… When he signed it, the President said that the Public Broadcasting Act of 1967 “announces to the world that our nation wants more than just material wealth; our nation wants more than ‘a chicken in every pot.’ We in America have an appetite for excellence, too….

Radio gets in on the Act

The plan was for a Public Television Act with no mention of dusty old radio. Not everyone signed on to the plan. Readers’ sympathies will be divided by this narrative adapted from Jack Mitchell’s new book, Listener Supported: The Culture and History of Public Radio, issued in March 2005 by Praeger Publishers.You may root for the TV side or the radio side out of professional allegiance. Or you may instinctively align with the underdog, despite its rascally tactics — or perhaps because of them. The underdog in 1967 was radio, then a has-been technology that TV expected to leave behind.

Radio gets in on the Act

The issue had been decided, Fletcher said. Congress would pass the Public Television Act and create the Corporation for Public Television. To bring radio in at that point, he concluded, would “change the scenario.”

The Hidden Medium: A Status Report on Educational Radio in the United States, 1967

With support building for federal aid to public TV, the advocates of public radio found they had to act quickly to make their case. National Educational Radio, a division of the National Association of Educational Broadcasters, hired Herman W. Land Associates to study the field and its potential.
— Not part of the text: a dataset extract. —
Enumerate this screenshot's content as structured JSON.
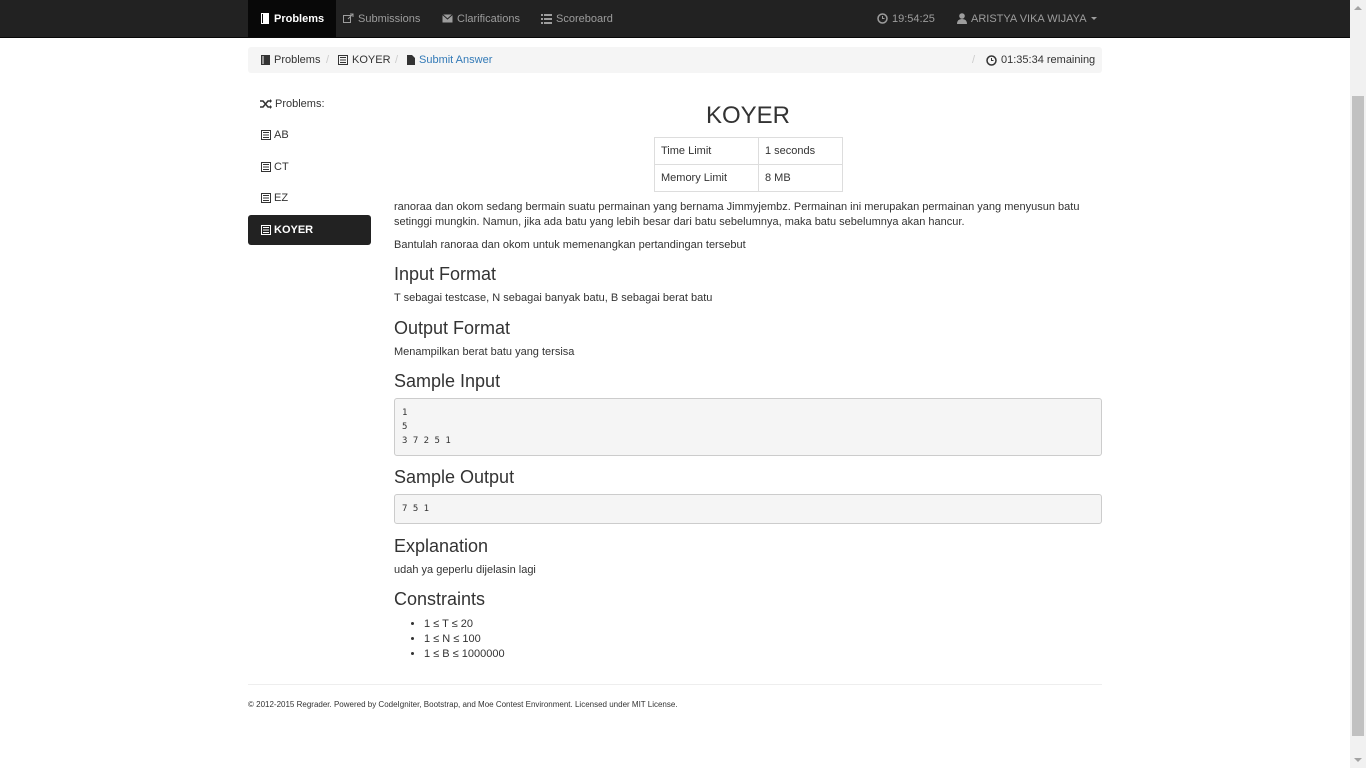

The resulting book, The Hidden Medium: A Status Report on Educational Radio in the United States, was published in April 1967. Overview and Summary
The oldest of the electronic media, going back in service to experimental beginnings as station 9xm in the year 1919, educational radio, almost a half century later, remains virtually unknown as a communications force in its own right. Overshadowed first by commercial radio, then by television, it has suffered long neglect arising from disinterest and apathy among the educational administrators who control much of its fortunes.

The Hidden Medium, Overview and Summary, April 1967

With support building for federal aid to public TV, the advocates of public radio found they had to act quickly to make their case. National Educational Radio, a division of NAEB, hired Herman W. Land Associates to study the field and its potential. The resulting book, The Hidden Medium: A Status Report on Educational Radio in the United States, was published in April 1967. See also Jack Mitchell’s account of guerrilla radio activism during the period. Overview and Summary
The oldest of the electronic media, going back in service to experimental beginnings as station 9xm in the year 1919, educational radio, almost a half century later, remains virtually unknown as a communications force in its own right.